#### Data section:
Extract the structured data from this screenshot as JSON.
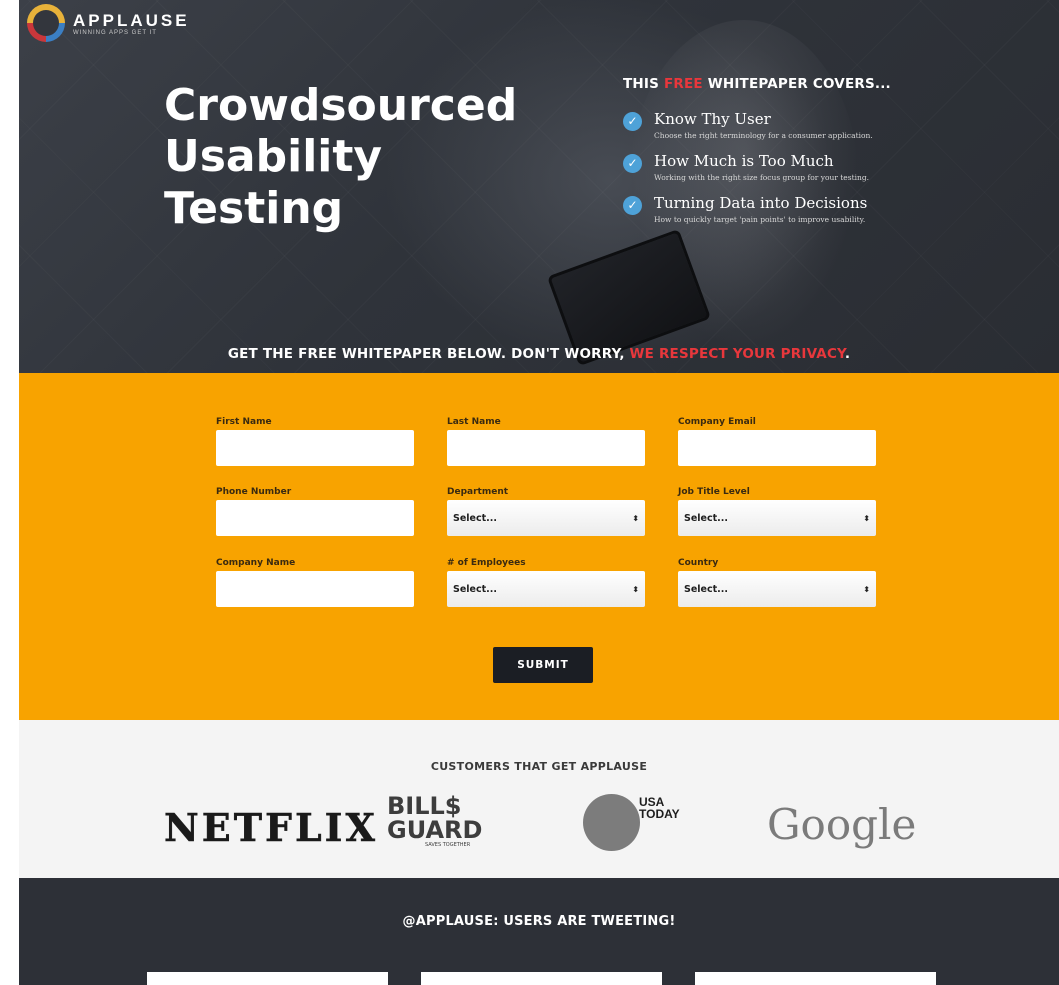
{
  "brand": {
    "name": "APPLAUSE",
    "tagline": "WINNING APPS GET IT"
  },
  "hero": {
    "headline": [
      "Crowdsourced",
      "Usability",
      "Testing"
    ],
    "covers_title_prefix": "THIS ",
    "covers_title_highlight": "FREE",
    "covers_title_suffix": " WHITEPAPER COVERS...",
    "items": [
      {
        "title": "Know Thy User",
        "desc": "Choose the right terminology for a consumer application."
      },
      {
        "title": "How Much is Too Much",
        "desc": "Working with the right size focus group for your testing."
      },
      {
        "title": "Turning Data into Decisions",
        "desc": "How to quickly target 'pain points' to improve usability."
      }
    ],
    "privacy_prefix": "GET THE FREE WHITEPAPER BELOW. DON'T WORRY, ",
    "privacy_highlight": "WE RESPECT YOUR PRIVACY",
    "privacy_suffix": "."
  },
  "form": {
    "first_name": {
      "label": "First Name",
      "value": ""
    },
    "last_name": {
      "label": "Last Name",
      "value": ""
    },
    "company_email": {
      "label": "Company Email",
      "value": ""
    },
    "phone_number": {
      "label": "Phone Number",
      "value": ""
    },
    "department": {
      "label": "Department",
      "selected": "Select..."
    },
    "job_title_level": {
      "label": "Job Title Level",
      "selected": "Select..."
    },
    "company_name": {
      "label": "Company Name",
      "value": ""
    },
    "employees": {
      "label": "# of Employees",
      "selected": "Select..."
    },
    "country": {
      "label": "Country",
      "selected": "Select..."
    },
    "submit_label": "SUBMIT"
  },
  "customers": {
    "title": "CUSTOMERS THAT GET APPLAUSE",
    "netflix": "NETFLIX",
    "billguard_line1": "BILL$",
    "billguard_line2": "GUARD",
    "billguard_tag": "SAVES TOGETHER",
    "usatoday_line1": "USA",
    "usatoday_line2": "TODAY",
    "google": "Google"
  },
  "tweets": {
    "title": "@APPLAUSE: USERS ARE TWEETING!"
  },
  "colors": {
    "accent_orange": "#f8a300",
    "highlight_red": "#e8373c",
    "dark": "#2d3037",
    "check_blue": "#4ea2d8"
  }
}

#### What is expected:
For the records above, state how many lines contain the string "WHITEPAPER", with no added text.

#### Response to this exercise:
2